EXCERPTED DATA >>
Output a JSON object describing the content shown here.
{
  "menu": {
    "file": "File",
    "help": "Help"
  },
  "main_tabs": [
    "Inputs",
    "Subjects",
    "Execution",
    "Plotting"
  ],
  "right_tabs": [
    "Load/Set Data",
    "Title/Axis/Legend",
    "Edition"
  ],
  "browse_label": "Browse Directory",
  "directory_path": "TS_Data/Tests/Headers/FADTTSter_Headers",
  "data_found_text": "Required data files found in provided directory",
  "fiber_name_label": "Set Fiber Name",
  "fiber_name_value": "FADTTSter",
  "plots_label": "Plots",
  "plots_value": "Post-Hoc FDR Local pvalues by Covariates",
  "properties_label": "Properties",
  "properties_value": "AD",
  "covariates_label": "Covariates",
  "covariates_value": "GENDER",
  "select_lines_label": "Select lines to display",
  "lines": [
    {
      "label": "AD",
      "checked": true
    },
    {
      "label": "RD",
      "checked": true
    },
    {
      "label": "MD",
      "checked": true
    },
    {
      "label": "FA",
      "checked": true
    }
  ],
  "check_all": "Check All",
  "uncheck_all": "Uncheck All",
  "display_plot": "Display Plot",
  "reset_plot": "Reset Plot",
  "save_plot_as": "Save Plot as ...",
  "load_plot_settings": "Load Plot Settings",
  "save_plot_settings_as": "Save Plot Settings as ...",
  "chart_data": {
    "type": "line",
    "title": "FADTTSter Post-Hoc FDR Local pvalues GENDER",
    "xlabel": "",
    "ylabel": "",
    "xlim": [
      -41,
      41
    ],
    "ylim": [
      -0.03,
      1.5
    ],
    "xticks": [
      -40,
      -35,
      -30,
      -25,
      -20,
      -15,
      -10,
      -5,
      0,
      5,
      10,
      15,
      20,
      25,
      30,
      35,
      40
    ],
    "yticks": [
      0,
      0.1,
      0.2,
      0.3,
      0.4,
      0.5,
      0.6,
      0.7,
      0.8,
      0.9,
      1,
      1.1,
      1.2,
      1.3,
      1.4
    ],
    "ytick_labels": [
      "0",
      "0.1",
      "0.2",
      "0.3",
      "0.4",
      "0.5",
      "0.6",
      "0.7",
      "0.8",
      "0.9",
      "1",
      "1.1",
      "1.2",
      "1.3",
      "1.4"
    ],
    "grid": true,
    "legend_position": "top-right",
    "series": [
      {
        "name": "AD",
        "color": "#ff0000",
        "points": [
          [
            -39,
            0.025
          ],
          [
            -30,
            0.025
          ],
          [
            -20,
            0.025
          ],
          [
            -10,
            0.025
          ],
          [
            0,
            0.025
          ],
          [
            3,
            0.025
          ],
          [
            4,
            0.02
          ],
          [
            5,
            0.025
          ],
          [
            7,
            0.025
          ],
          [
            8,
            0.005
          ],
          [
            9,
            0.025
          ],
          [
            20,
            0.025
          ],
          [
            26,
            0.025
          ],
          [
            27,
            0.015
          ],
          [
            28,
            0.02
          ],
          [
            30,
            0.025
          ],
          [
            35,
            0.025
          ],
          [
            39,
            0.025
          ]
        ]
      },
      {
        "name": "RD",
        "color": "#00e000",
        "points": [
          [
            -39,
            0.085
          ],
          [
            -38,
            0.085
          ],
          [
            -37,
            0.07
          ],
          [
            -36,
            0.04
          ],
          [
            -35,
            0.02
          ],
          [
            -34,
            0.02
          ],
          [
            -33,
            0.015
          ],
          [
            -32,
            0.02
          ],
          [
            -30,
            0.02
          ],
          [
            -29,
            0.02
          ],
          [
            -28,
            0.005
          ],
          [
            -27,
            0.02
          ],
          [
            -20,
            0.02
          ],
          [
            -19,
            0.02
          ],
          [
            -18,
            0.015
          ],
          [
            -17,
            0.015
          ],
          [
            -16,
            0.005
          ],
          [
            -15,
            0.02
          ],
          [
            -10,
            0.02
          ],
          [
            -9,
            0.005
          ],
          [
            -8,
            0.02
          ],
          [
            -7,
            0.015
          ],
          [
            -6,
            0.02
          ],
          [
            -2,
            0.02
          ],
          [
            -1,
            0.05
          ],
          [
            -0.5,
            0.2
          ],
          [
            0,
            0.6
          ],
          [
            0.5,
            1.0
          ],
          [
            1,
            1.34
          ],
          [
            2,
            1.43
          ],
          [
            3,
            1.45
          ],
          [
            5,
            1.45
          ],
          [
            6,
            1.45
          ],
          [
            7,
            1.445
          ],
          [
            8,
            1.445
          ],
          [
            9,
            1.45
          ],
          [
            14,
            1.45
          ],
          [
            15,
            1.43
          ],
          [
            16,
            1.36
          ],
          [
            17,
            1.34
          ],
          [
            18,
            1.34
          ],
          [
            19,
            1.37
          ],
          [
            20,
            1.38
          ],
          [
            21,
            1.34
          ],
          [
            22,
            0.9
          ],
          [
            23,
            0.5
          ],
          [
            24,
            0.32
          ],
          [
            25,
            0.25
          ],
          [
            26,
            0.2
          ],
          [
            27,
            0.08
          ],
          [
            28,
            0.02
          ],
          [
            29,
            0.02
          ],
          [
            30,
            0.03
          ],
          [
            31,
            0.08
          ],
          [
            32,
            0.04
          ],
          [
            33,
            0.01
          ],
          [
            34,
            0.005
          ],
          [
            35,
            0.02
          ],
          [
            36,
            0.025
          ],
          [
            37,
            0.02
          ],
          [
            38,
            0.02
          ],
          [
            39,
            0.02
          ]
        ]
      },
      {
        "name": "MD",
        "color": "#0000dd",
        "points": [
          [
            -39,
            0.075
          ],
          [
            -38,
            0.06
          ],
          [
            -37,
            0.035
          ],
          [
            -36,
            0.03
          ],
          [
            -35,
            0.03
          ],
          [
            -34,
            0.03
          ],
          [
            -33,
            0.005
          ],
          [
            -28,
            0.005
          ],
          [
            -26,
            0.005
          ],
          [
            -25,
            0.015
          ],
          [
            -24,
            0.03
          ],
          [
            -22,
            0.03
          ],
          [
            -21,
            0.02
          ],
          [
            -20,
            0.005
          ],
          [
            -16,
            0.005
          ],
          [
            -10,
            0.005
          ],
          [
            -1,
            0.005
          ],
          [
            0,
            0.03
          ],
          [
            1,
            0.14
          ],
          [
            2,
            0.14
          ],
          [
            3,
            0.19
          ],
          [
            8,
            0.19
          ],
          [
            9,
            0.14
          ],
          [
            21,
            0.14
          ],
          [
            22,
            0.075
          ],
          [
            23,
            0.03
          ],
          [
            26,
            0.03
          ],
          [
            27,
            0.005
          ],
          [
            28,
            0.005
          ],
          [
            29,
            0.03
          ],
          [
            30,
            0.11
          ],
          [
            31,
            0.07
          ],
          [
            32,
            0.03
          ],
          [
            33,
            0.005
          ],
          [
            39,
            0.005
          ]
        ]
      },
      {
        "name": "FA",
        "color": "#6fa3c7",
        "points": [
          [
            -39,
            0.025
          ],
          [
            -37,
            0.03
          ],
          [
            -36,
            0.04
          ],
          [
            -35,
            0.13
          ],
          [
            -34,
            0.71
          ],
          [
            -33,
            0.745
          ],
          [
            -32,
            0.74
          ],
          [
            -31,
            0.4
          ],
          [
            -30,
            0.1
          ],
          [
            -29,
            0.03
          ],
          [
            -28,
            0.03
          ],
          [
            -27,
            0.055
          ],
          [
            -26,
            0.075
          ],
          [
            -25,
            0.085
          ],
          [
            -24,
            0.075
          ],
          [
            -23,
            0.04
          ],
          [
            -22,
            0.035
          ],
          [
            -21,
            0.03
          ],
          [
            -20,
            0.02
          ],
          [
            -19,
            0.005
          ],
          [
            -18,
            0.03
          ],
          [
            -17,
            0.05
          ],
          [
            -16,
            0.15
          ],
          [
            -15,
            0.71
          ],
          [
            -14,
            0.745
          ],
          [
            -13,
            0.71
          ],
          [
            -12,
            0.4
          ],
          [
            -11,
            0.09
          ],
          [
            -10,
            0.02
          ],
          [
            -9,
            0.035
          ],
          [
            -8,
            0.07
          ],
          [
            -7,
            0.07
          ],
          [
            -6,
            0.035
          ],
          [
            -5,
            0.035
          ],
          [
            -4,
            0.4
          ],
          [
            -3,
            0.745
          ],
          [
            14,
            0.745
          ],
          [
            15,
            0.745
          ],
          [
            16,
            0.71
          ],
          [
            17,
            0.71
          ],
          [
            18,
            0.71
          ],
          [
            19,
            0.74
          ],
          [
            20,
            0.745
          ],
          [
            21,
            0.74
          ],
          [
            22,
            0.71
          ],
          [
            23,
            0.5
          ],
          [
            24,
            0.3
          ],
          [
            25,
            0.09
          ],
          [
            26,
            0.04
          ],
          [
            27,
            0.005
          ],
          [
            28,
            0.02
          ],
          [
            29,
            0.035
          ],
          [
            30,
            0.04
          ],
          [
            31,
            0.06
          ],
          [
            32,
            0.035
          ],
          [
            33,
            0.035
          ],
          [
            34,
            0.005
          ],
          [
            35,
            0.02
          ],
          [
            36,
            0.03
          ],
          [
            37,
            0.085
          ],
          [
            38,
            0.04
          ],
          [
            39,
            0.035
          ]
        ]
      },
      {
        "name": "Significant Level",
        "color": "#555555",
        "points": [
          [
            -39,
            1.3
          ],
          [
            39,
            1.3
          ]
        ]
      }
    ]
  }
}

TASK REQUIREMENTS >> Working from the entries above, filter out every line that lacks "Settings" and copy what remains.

WORKED SOLUTION >>
  "load_plot_settings": "Load Plot Settings",
  "save_plot_settings_as": "Save Plot Settings as ...",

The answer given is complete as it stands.